| Task statement |
Nothing in the records should differ when they are repeated. Restate them word for word.

| Dataset records |
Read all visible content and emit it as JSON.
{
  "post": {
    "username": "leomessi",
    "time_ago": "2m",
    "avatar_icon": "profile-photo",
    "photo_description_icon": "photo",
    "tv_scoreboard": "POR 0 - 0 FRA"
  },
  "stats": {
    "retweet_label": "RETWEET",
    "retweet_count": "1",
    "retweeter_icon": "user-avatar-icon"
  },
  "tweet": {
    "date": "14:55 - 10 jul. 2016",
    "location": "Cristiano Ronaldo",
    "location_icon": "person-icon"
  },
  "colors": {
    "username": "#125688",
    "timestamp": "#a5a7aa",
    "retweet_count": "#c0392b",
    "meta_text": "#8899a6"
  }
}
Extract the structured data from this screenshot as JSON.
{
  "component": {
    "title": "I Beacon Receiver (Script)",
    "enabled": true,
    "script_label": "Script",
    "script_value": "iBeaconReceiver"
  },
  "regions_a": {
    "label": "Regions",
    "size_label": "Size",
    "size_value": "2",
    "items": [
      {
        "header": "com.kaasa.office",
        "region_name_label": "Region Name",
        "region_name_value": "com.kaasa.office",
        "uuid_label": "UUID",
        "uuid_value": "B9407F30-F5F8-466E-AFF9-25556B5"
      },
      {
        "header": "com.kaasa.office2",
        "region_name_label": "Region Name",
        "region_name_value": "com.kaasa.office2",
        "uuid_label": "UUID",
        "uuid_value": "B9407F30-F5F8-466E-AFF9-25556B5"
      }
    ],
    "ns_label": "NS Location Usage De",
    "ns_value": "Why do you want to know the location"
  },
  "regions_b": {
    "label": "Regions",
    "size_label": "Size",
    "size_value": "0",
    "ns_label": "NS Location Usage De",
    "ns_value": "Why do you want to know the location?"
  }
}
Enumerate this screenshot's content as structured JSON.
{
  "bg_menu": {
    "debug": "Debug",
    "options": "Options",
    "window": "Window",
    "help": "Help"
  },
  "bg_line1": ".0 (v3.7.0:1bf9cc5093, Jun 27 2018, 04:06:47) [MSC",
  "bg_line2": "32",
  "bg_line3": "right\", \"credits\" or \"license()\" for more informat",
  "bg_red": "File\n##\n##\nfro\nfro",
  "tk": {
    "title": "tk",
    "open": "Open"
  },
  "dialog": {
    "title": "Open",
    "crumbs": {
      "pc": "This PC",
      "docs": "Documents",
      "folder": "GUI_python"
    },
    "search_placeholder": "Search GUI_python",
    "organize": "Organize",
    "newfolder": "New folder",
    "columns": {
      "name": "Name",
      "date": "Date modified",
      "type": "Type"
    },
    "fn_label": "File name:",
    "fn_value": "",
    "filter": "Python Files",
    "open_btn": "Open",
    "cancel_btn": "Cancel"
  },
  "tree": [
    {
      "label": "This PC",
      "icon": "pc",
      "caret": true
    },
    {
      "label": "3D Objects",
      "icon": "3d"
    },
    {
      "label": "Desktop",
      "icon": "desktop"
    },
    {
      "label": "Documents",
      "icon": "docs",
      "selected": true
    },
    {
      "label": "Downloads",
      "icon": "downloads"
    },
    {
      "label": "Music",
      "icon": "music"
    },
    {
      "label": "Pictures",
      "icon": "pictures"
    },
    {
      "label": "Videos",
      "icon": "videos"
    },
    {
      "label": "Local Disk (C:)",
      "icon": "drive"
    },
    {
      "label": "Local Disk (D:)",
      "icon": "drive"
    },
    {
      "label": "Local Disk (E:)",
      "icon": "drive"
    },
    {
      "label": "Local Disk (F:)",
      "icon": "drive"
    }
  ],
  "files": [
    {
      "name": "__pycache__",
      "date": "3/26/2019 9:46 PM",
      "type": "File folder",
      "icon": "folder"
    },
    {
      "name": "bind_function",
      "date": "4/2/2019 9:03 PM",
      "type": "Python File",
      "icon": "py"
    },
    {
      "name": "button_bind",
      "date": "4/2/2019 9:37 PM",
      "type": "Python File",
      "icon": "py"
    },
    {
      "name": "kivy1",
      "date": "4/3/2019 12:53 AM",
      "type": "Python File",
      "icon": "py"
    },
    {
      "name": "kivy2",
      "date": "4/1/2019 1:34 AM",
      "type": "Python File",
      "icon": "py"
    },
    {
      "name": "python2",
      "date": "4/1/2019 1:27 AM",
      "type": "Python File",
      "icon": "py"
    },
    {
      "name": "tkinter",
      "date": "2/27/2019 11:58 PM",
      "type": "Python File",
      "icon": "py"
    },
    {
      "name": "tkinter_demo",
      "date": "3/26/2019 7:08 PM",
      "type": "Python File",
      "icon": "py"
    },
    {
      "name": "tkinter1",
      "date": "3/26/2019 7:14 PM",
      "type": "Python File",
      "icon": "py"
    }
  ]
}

| Task solution |
Read all visible content and emit it as JSON.
{
  "post": {
    "username": "leomessi",
    "time_ago": "2m",
    "avatar_icon": "profile-photo",
    "photo_description_icon": "photo",
    "tv_scoreboard": "POR 0 - 0 FRA"
  },
  "stats": {
    "retweet_label": "RETWEET",
    "retweet_count": "1",
    "retweeter_icon": "user-avatar-icon"
  },
  "tweet": {
    "date": "14:55 - 10 jul. 2016",
    "location": "Cristiano Ronaldo",
    "location_icon": "person-icon"
  },
  "colors": {
    "username": "#125688",
    "timestamp": "#a5a7aa",
    "retweet_count": "#c0392b",
    "meta_text": "#8899a6"
  }
}
Extract the structured data from this screenshot as JSON.
{
  "component": {
    "title": "I Beacon Receiver (Script)",
    "enabled": true,
    "script_label": "Script",
    "script_value": "iBeaconReceiver"
  },
  "regions_a": {
    "label": "Regions",
    "size_label": "Size",
    "size_value": "2",
    "items": [
      {
        "header": "com.kaasa.office",
        "region_name_label": "Region Name",
        "region_name_value": "com.kaasa.office",
        "uuid_label": "UUID",
        "uuid_value": "B9407F30-F5F8-466E-AFF9-25556B5"
      },
      {
        "header": "com.kaasa.office2",
        "region_name_label": "Region Name",
        "region_name_value": "com.kaasa.office2",
        "uuid_label": "UUID",
        "uuid_value": "B9407F30-F5F8-466E-AFF9-25556B5"
      }
    ],
    "ns_label": "NS Location Usage De",
    "ns_value": "Why do you want to know the location"
  },
  "regions_b": {
    "label": "Regions",
    "size_label": "Size",
    "size_value": "0",
    "ns_label": "NS Location Usage De",
    "ns_value": "Why do you want to know the location?"
  }
}
Enumerate this screenshot's content as structured JSON.
{
  "bg_menu": {
    "debug": "Debug",
    "options": "Options",
    "window": "Window",
    "help": "Help"
  },
  "bg_line1": ".0 (v3.7.0:1bf9cc5093, Jun 27 2018, 04:06:47) [MSC",
  "bg_line2": "32",
  "bg_line3": "right\", \"credits\" or \"license()\" for more informat",
  "bg_red": "File\n##\n##\nfro\nfro",
  "tk": {
    "title": "tk",
    "open": "Open"
  },
  "dialog": {
    "title": "Open",
    "crumbs": {
      "pc": "This PC",
      "docs": "Documents",
      "folder": "GUI_python"
    },
    "search_placeholder": "Search GUI_python",
    "organize": "Organize",
    "newfolder": "New folder",
    "columns": {
      "name": "Name",
      "date": "Date modified",
      "type": "Type"
    },
    "fn_label": "File name:",
    "fn_value": "",
    "filter": "Python Files",
    "open_btn": "Open",
    "cancel_btn": "Cancel"
  },
  "tree": [
    {
      "label": "This PC",
      "icon": "pc",
      "caret": true
    },
    {
      "label": "3D Objects",
      "icon": "3d"
    },
    {
      "label": "Desktop",
      "icon": "desktop"
    },
    {
      "label": "Documents",
      "icon": "docs",
      "selected": true
    },
    {
      "label": "Downloads",
      "icon": "downloads"
    },
    {
      "label": "Music",
      "icon": "music"
    },
    {
      "label": "Pictures",
      "icon": "pictures"
    },
    {
      "label": "Videos",
      "icon": "videos"
    },
    {
      "label": "Local Disk (C:)",
      "icon": "drive"
    },
    {
      "label": "Local Disk (D:)",
      "icon": "drive"
    },
    {
      "label": "Local Disk (E:)",
      "icon": "drive"
    },
    {
      "label": "Local Disk (F:)",
      "icon": "drive"
    }
  ],
  "files": [
    {
      "name": "__pycache__",
      "date": "3/26/2019 9:46 PM",
      "type": "File folder",
      "icon": "folder"
    },
    {
      "name": "bind_function",
      "date": "4/2/2019 9:03 PM",
      "type": "Python File",
      "icon": "py"
    },
    {
      "name": "button_bind",
      "date": "4/2/2019 9:37 PM",
      "type": "Python File",
      "icon": "py"
    },
    {
      "name": "kivy1",
      "date": "4/3/2019 12:53 AM",
      "type": "Python File",
      "icon": "py"
    },
    {
      "name": "kivy2",
      "date": "4/1/2019 1:34 AM",
      "type": "Python File",
      "icon": "py"
    },
    {
      "name": "python2",
      "date": "4/1/2019 1:27 AM",
      "type": "Python File",
      "icon": "py"
    },
    {
      "name": "tkinter",
      "date": "2/27/2019 11:58 PM",
      "type": "Python File",
      "icon": "py"
    },
    {
      "name": "tkinter_demo",
      "date": "3/26/2019 7:08 PM",
      "type": "Python File",
      "icon": "py"
    },
    {
      "name": "tkinter1",
      "date": "3/26/2019 7:14 PM",
      "type": "Python File",
      "icon": "py"
    }
  ]
}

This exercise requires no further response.